It’s best to open a separate bank account dedicated to sports betting and only use that account to place bets. This will help you stay disciplined and avoid over-betting, which can lead to serious financial issues. It’s also a good idea to research the sportsbooks you’re considering before depositing any money. Check out online forums and Better Business Bureau ratings, and be wary of any service that promises guaranteed wins or other gimmicks.
While the oddsmakers at a sportsbook can’t guarantee that you will win every bet, they can offer you the best odds on a particular event. These odds are based on the probability that something will happen during a game or event, so bets with a higher chance of winning will pay out more money than those with a lower probability. This is why it’s so important to study stats and math before placing your bets.

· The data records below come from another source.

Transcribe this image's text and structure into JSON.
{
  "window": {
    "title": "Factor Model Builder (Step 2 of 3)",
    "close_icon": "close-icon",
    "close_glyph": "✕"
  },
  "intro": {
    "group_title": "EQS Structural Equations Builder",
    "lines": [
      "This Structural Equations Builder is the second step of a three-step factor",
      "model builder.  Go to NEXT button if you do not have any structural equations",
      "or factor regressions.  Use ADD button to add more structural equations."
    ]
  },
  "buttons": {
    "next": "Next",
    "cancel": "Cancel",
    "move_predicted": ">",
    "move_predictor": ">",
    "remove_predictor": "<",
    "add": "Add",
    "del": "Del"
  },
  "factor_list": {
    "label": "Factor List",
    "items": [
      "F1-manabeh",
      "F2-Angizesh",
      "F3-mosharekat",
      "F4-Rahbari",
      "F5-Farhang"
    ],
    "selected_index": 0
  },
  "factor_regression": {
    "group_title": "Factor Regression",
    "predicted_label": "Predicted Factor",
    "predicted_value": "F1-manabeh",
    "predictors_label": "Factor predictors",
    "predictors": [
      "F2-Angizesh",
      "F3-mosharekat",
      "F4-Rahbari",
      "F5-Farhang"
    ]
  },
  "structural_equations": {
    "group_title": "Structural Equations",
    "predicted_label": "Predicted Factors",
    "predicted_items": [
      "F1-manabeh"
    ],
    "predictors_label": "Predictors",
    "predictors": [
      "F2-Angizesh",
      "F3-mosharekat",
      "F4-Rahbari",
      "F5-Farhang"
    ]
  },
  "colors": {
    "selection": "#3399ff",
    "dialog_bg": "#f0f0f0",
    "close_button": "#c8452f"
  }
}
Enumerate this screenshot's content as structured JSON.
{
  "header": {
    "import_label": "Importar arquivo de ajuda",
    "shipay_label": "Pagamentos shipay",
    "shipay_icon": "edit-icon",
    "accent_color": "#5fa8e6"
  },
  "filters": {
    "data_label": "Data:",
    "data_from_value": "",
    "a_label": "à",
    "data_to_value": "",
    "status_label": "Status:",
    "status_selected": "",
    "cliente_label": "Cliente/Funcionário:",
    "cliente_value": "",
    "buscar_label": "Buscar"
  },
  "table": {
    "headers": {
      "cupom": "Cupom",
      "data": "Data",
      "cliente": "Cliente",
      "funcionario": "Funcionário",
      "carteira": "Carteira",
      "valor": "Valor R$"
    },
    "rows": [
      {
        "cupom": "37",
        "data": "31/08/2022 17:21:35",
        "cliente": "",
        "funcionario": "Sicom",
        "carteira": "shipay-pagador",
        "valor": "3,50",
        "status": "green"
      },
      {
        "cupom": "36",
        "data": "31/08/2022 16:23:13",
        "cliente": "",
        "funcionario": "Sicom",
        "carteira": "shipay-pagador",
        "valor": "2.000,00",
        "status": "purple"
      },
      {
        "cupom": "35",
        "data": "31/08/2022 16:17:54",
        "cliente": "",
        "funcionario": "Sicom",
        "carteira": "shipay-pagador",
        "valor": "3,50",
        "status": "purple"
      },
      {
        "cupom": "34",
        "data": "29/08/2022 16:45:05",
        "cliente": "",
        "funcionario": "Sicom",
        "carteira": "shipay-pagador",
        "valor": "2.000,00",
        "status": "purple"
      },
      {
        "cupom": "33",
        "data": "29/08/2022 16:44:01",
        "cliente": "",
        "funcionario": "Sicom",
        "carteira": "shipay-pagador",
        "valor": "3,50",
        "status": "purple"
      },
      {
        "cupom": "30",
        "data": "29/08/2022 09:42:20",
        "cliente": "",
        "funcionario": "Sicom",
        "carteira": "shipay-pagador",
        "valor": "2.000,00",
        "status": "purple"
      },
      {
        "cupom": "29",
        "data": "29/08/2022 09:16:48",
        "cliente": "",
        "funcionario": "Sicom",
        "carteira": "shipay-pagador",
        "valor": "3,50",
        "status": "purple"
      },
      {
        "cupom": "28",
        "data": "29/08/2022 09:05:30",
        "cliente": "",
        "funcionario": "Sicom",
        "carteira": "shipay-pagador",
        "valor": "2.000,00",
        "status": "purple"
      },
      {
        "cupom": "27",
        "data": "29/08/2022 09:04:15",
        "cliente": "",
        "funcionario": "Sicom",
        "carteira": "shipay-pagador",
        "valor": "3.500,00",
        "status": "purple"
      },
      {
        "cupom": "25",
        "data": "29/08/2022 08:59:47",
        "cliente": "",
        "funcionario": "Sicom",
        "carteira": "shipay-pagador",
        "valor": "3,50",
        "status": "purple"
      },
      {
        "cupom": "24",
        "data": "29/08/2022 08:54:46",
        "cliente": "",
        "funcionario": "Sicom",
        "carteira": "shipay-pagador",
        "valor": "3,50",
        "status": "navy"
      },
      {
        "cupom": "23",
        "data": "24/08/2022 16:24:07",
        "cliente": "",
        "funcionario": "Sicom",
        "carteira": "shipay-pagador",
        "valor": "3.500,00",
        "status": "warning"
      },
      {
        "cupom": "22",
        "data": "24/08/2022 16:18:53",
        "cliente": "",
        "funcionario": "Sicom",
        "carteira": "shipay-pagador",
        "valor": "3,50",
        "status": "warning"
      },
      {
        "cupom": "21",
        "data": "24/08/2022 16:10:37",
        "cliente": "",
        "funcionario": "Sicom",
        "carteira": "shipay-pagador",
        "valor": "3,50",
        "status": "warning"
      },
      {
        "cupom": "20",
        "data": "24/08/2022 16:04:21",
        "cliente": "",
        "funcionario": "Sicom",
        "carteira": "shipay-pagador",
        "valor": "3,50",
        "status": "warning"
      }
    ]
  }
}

In 2014, NBA Commissioner Adam Silver penned a New York Times op-ed in support of sports betting. He noted that it’s safer than unregulated and illegal markets, is better for the integrity of the sport and will benefit the leagues as well as their partners.
However, it took four years until the Supreme Court’s decision to overturn PASPA finally allowed sports betting in the US. Despite this, some states have been slow to adopt it. Others have stumbled into it with mixed results, and others are still trying to figure out the best path forward.
Ultimately, it seems that the most important consideration for states when they’re weighing whether or not to legalize sports betting is their desire to maximize taxable revenue. While that’s understandable, it can be hard to square with the broader interests of all stakeholders, including players, fans, state governments and other localities. Nonetheless, this is the current state of affairs, and it’s likely to be the state of affairs for quite some time.